- Count the sentences. Use at least 10.
- Count the long words ( 7 + letters.)
- Divide the number of long words by the number of sentences.
- Locate the reading level on table below.
FIGURE READING LEVEL
7.2 ( and above) College level
6.2 Year 12
5.3 Year 11
4.5 Year 10
3.7 Year 9
3.0 Year 8
2.4 Year 7
1.8 Year 6
1.3 Year 5
0.8 Year 4
0.5 Year 3
0.2 Year 2
below 0.2 Year 1
This test gives teachers who may be uncertain of their own professional judgement an objective measure. The major flaw in the test is of course the fact that a long word is not necessarily a difficult one.
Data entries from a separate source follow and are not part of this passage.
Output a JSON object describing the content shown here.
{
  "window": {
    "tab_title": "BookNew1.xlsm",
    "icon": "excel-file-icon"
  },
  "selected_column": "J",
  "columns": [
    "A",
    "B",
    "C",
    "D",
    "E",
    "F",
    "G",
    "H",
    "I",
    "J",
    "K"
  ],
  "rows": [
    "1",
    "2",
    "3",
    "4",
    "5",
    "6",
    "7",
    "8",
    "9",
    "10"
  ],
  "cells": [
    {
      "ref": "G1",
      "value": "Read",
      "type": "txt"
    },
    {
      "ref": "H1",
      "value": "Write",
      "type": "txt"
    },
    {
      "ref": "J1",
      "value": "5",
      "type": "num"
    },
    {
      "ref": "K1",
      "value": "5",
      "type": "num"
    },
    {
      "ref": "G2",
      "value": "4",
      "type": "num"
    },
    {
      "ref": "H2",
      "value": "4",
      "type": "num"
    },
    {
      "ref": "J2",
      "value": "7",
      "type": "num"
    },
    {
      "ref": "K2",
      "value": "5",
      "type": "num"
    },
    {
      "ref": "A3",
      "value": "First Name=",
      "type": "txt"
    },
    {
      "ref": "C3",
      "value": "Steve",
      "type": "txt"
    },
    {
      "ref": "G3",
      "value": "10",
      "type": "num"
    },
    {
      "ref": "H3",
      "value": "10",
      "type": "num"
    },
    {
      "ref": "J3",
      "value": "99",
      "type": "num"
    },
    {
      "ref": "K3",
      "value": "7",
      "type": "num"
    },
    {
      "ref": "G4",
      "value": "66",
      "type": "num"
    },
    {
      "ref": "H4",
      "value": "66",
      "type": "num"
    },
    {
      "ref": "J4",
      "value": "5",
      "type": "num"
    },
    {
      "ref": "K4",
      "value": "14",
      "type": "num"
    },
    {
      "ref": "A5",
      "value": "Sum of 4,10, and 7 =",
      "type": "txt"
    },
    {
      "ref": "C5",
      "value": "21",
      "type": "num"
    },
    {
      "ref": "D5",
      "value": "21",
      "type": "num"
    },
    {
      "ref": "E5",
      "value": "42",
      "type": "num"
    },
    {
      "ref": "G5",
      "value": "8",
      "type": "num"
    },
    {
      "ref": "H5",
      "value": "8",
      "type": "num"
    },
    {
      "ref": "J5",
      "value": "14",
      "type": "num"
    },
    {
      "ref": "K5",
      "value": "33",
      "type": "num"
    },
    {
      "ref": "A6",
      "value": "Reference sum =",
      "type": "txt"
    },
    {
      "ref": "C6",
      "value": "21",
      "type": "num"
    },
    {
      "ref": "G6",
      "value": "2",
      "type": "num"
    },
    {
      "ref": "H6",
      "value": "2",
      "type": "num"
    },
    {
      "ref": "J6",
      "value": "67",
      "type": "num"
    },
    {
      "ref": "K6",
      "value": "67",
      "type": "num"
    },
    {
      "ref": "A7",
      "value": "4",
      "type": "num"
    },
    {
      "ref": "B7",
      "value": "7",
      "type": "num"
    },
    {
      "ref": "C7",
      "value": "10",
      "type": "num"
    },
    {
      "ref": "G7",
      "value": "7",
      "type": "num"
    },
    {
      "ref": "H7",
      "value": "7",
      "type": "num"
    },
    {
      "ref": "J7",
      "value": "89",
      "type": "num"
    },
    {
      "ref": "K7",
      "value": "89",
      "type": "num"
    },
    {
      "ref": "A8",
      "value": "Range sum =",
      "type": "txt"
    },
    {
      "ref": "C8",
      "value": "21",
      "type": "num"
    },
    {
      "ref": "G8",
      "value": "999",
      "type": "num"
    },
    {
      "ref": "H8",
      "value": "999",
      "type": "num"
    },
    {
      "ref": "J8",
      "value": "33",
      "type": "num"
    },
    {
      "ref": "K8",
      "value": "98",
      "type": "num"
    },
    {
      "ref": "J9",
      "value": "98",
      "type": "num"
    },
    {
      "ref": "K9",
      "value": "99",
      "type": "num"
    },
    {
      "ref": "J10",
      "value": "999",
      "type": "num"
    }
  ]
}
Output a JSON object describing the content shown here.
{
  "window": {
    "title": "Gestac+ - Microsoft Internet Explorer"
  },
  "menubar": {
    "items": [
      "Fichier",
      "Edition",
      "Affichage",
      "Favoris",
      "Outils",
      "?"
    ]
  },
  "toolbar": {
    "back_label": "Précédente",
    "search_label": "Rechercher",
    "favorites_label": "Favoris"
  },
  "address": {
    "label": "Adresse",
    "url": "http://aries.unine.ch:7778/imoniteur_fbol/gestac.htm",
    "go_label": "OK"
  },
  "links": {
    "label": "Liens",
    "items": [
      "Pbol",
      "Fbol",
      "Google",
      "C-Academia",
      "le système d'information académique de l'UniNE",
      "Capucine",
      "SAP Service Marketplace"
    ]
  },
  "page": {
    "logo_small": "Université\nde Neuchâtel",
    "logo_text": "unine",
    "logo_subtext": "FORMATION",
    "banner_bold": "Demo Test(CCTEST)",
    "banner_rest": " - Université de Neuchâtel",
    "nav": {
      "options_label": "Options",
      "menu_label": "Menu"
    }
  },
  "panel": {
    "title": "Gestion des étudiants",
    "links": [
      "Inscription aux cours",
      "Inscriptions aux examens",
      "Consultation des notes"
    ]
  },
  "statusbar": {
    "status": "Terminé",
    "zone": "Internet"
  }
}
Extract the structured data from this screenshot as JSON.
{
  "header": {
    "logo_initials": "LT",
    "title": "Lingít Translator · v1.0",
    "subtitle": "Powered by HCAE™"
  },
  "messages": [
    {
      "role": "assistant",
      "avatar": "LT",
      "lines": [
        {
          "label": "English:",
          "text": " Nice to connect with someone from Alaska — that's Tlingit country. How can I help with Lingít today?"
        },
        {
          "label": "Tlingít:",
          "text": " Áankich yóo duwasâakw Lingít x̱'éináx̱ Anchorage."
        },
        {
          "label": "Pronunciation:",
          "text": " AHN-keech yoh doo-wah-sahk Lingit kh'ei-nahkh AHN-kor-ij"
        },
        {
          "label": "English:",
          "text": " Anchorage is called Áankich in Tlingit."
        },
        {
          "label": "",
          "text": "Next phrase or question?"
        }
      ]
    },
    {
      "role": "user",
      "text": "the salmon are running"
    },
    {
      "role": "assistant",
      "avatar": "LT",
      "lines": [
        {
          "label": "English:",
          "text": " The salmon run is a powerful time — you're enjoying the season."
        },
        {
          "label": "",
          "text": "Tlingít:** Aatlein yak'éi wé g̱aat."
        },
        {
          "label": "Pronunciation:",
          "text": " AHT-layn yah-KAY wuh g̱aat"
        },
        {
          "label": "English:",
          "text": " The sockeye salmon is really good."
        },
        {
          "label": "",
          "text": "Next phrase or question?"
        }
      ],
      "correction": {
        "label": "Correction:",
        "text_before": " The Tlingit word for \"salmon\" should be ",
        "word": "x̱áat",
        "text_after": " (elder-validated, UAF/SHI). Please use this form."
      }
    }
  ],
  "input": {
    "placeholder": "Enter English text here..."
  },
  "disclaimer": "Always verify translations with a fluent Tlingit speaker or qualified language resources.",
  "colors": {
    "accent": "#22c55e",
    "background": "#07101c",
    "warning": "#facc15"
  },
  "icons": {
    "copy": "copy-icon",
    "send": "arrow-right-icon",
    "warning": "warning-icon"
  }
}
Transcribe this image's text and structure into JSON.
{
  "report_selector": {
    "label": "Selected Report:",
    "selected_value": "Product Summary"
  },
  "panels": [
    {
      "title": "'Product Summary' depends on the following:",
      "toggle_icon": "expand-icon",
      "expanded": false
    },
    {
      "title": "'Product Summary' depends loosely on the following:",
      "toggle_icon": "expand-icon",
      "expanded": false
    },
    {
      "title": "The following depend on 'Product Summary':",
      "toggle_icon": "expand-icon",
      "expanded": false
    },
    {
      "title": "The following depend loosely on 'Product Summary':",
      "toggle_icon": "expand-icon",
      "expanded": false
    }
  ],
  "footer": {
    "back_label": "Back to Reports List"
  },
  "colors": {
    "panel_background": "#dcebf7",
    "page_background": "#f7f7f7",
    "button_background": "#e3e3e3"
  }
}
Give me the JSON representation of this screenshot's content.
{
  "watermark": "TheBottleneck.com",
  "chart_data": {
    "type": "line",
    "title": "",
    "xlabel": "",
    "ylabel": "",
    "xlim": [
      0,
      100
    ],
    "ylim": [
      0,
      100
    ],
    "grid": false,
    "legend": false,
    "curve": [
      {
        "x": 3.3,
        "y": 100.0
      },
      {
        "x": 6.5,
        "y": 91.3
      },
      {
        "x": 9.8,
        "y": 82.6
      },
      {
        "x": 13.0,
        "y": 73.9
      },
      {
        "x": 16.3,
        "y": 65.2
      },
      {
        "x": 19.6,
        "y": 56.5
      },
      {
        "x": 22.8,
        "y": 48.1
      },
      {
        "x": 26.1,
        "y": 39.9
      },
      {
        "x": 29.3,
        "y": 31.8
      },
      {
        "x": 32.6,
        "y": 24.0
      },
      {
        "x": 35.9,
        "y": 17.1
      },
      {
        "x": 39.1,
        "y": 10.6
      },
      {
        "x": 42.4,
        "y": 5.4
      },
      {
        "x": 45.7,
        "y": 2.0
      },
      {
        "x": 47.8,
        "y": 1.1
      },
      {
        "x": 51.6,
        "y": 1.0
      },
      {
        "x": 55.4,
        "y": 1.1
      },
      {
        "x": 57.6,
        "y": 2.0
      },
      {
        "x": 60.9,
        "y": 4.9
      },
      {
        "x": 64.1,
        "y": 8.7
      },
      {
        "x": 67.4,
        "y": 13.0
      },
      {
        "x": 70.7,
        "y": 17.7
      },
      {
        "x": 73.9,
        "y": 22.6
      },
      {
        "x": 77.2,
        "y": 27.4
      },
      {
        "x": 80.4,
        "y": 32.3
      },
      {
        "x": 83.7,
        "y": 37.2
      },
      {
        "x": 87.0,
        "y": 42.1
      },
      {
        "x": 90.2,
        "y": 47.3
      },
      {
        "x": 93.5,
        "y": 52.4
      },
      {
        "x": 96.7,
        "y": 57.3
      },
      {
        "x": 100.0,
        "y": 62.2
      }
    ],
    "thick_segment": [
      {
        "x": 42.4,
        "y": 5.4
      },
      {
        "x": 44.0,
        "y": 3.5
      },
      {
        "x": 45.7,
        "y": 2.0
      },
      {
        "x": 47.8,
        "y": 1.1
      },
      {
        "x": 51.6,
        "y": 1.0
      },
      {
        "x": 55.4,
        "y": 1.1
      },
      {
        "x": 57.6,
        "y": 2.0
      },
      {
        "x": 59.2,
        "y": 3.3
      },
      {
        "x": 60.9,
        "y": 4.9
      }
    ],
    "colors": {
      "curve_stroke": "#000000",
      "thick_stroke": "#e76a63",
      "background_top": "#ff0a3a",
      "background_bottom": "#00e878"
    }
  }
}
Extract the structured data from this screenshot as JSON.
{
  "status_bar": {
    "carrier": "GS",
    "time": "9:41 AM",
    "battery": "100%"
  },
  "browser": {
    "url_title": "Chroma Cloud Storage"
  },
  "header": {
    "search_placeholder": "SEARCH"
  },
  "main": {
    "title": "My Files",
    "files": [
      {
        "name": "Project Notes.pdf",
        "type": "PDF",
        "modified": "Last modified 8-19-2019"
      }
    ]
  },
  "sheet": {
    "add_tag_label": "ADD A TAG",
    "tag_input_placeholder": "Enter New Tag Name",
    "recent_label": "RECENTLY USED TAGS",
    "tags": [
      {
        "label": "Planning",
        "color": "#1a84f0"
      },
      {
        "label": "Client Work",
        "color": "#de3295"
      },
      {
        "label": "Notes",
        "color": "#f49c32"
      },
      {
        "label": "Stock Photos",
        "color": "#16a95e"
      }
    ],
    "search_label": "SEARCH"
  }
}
other factors which affect Readability.....and thus the ease with which a reader can comprehend the text are:
- Interest and Motivation – text appeal and presentation, topic
- Print Features – size, font, margins, white space, colour
- Page Layout – blocks, columns, length of line
- Diagrams, maps etc – must match text, need labels, require abstract knowledge and spatial awareness
- Vocabulary – the closer to oral language the easier it is to comprehend. Information texts have content specific vocabulary which children may not have encountered. Texts need contextual explanations or glossaries.
- Concepts – informational texts carry a heavier concept load than narrative texts. Teachers need to assist children by establishing appropriate schema to activate background knowledge prior to reading the text.
- Ideology – issues of race, gender and class are often present within texts and readers need to be encouraged to use their critical practices to discover bias, values, judgements, viewpoints, opinions, stereotypes and to evaluate an author’s purpose.
- Cohesion – text cohesion is achieved by function words (prepositions, articles, pronouns, conjunctions) linking the content words (nouns, verbs, adjectives, adverbs).
This explanation shows how cohesion can be achieved within a text and how such manipulation of the language can affect comprehension for a reader.